TRY IT: Collect all lines from the records below that include the word "this".

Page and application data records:
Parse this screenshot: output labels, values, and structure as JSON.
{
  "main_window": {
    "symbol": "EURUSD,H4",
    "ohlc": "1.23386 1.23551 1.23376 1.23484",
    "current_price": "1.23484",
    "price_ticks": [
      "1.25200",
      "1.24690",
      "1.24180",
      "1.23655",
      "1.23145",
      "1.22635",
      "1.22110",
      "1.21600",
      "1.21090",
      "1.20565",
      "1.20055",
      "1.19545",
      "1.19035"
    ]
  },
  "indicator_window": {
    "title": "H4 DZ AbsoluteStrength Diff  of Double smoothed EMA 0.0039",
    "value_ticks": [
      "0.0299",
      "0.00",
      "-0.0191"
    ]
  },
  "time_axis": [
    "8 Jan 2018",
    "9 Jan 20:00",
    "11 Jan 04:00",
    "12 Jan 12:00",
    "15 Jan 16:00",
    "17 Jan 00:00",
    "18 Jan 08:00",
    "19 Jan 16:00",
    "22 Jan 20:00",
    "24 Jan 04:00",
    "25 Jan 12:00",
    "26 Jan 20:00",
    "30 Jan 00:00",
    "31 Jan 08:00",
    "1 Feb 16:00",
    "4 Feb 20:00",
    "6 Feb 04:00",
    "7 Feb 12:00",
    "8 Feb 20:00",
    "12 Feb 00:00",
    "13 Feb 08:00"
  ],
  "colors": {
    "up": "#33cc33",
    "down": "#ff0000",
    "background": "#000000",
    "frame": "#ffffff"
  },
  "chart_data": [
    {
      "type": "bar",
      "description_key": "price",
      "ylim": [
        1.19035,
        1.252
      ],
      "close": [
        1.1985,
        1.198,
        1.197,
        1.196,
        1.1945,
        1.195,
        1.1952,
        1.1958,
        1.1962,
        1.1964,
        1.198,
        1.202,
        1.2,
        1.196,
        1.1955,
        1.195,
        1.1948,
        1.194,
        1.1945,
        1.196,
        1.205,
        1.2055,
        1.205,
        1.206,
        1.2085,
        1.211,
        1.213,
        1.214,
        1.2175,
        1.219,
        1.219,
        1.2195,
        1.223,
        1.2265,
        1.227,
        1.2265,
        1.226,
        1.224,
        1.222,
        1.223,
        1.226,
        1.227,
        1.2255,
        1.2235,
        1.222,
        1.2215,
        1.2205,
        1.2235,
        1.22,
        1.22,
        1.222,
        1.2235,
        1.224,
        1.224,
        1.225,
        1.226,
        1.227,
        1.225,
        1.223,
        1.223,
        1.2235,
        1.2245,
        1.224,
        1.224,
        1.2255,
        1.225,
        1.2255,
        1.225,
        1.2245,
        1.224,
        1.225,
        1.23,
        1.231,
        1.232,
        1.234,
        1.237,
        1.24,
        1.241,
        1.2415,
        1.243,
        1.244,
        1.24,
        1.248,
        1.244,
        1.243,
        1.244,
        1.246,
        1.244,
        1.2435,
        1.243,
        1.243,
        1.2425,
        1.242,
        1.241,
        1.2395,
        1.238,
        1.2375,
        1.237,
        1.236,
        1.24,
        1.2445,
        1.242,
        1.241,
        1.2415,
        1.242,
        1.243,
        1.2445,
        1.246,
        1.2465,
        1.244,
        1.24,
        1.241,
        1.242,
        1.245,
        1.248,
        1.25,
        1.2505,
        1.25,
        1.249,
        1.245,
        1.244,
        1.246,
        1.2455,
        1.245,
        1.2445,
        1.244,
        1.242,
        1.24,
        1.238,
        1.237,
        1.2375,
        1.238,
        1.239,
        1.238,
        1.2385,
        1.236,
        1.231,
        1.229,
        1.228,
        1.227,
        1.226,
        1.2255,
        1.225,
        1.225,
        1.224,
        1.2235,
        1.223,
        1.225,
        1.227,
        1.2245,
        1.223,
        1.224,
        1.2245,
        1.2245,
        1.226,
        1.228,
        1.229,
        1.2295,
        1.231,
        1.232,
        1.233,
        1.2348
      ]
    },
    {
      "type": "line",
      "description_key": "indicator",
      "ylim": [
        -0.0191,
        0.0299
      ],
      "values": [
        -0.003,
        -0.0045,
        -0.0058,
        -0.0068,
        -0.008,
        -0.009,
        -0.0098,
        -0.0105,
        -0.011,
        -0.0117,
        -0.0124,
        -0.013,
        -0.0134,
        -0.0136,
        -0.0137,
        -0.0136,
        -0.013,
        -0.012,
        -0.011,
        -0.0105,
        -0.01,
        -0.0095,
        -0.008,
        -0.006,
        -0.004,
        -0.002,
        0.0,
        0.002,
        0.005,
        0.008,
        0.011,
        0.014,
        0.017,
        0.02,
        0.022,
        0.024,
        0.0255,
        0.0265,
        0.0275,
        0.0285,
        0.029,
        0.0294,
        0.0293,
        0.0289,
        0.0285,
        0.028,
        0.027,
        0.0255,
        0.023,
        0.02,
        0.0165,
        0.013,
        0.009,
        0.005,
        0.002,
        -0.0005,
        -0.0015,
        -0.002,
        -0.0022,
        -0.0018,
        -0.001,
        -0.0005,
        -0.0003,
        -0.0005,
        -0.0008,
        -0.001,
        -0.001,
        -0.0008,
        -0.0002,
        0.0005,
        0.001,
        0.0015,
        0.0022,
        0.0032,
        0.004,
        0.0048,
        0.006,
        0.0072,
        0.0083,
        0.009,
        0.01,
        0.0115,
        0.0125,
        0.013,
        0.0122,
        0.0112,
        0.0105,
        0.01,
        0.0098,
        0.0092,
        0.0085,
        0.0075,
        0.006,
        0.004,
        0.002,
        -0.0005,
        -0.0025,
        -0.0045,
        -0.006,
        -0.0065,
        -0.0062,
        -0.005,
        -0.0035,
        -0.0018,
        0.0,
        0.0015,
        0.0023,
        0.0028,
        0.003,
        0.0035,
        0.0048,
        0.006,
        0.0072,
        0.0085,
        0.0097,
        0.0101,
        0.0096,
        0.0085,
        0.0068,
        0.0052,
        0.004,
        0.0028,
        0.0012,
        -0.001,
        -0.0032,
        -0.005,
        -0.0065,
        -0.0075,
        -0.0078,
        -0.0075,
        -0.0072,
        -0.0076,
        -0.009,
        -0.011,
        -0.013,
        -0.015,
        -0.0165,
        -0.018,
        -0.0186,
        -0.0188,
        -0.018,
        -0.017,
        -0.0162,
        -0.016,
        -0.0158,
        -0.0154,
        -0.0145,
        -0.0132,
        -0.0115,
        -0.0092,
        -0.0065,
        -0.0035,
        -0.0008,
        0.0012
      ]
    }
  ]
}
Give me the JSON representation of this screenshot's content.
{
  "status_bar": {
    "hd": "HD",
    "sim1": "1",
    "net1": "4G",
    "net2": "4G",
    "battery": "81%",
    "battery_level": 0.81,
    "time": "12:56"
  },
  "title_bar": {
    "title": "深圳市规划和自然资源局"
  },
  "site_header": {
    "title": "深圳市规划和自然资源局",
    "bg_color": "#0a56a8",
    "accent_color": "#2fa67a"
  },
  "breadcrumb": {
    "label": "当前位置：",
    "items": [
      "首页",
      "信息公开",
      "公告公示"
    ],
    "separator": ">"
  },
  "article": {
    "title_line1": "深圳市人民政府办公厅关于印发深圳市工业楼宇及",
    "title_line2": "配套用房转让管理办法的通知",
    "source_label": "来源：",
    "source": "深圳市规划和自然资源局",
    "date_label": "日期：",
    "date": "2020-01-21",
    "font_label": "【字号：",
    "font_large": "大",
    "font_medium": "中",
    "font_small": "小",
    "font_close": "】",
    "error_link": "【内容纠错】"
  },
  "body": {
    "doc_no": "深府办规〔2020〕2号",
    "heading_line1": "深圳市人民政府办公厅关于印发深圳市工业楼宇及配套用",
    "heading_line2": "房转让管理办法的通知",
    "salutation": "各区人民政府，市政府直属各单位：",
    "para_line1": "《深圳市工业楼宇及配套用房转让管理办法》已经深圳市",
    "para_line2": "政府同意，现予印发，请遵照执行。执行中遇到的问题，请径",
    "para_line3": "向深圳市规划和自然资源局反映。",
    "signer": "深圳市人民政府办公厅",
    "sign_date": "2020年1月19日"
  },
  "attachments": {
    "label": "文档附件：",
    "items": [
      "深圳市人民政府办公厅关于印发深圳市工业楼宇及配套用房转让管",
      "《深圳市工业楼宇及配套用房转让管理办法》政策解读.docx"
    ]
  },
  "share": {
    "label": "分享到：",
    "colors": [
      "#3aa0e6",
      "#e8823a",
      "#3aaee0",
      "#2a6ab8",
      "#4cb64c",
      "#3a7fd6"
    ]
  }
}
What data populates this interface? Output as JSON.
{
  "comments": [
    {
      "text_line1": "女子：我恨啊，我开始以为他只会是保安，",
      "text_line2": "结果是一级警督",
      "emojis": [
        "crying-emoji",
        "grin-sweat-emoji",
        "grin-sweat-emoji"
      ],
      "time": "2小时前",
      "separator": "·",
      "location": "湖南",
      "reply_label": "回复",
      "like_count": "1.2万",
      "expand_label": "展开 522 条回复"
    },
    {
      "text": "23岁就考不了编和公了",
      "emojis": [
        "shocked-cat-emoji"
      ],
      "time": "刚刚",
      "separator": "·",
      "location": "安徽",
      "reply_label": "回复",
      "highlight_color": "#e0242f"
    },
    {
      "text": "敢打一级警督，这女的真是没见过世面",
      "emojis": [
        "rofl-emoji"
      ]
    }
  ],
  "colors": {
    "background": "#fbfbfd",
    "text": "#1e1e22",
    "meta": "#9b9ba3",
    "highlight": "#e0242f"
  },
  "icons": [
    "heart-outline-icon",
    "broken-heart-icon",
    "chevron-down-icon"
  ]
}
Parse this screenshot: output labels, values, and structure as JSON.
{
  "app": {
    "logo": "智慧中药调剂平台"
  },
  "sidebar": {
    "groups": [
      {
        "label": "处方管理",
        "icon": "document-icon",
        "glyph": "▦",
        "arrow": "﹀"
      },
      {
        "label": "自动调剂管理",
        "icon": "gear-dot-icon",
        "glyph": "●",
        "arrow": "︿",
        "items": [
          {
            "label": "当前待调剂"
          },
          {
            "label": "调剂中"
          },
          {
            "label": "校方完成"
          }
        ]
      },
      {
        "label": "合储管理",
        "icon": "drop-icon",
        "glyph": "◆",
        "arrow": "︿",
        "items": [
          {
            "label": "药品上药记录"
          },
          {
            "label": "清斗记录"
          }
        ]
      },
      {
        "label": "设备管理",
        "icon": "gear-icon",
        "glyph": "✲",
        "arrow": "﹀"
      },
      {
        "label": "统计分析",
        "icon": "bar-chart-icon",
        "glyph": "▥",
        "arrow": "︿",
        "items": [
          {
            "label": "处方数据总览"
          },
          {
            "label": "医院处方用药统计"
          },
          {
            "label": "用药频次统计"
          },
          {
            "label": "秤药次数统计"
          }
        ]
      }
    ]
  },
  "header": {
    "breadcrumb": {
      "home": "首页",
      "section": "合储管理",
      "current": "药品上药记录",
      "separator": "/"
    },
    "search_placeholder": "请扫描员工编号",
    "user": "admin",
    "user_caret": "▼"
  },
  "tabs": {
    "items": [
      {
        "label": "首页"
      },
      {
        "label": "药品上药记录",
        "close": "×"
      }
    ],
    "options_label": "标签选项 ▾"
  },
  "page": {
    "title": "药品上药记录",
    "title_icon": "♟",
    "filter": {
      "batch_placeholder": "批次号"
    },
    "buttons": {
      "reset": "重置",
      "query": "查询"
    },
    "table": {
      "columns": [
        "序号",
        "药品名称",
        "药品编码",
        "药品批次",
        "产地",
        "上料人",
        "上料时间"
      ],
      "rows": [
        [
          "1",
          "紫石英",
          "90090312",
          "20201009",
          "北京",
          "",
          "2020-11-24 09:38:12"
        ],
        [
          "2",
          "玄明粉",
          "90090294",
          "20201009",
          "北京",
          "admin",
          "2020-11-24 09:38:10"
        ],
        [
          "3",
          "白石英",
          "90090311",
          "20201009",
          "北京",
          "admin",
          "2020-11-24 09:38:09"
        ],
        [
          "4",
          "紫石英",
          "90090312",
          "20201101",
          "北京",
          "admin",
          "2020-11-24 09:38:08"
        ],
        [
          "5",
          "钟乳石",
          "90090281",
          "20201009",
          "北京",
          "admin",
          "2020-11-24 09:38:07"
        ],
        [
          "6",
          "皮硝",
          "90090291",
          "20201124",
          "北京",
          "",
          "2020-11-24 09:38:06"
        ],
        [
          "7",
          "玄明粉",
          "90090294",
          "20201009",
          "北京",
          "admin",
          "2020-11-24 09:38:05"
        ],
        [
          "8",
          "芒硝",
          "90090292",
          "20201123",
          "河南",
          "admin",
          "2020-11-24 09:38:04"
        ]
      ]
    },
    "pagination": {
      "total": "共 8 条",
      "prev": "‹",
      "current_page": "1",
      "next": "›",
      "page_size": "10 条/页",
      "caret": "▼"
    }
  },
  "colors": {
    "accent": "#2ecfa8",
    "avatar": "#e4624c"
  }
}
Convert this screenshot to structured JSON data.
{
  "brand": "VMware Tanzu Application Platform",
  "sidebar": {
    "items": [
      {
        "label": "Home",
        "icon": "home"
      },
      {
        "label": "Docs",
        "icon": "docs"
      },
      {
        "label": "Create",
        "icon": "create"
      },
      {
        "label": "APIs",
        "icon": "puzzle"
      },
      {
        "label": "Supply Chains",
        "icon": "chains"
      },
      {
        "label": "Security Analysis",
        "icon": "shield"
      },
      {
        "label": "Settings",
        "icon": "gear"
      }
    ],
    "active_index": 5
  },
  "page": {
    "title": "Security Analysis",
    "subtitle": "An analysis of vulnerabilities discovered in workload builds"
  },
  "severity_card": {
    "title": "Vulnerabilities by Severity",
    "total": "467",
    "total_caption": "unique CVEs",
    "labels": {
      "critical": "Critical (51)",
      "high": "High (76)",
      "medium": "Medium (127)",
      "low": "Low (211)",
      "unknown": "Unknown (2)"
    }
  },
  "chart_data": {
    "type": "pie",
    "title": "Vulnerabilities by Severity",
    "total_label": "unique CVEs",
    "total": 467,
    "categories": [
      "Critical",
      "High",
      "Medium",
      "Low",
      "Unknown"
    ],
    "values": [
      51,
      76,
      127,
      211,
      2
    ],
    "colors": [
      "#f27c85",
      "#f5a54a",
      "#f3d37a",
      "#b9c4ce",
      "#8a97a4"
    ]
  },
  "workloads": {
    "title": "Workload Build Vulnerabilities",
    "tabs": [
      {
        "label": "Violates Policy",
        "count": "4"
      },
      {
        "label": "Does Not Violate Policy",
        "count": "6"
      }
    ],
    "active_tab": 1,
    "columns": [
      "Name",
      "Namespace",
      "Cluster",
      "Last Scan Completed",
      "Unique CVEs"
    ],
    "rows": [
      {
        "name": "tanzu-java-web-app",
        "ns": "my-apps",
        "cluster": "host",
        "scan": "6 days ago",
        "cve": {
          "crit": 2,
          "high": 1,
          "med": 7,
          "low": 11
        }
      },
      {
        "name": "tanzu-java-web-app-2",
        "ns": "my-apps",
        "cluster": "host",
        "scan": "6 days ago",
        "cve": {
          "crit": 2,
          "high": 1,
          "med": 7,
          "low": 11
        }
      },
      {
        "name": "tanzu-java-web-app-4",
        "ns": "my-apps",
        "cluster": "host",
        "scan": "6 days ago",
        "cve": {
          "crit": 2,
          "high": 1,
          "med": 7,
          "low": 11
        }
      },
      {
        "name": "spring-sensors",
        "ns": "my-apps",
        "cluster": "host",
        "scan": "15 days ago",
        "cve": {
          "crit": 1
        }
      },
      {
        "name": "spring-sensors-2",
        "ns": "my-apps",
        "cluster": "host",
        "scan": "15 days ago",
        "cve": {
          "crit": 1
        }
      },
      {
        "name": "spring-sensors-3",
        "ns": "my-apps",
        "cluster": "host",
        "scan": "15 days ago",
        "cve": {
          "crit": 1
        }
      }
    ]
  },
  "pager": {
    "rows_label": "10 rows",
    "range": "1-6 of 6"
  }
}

TASK OUTPUT:
Parse this screenshot: output labels, values, and structure as JSON.
Give me the JSON representation of this screenshot's content.
What data populates this interface? Output as JSON.
Parse this screenshot: output labels, values, and structure as JSON.
Convert this screenshot to structured JSON data.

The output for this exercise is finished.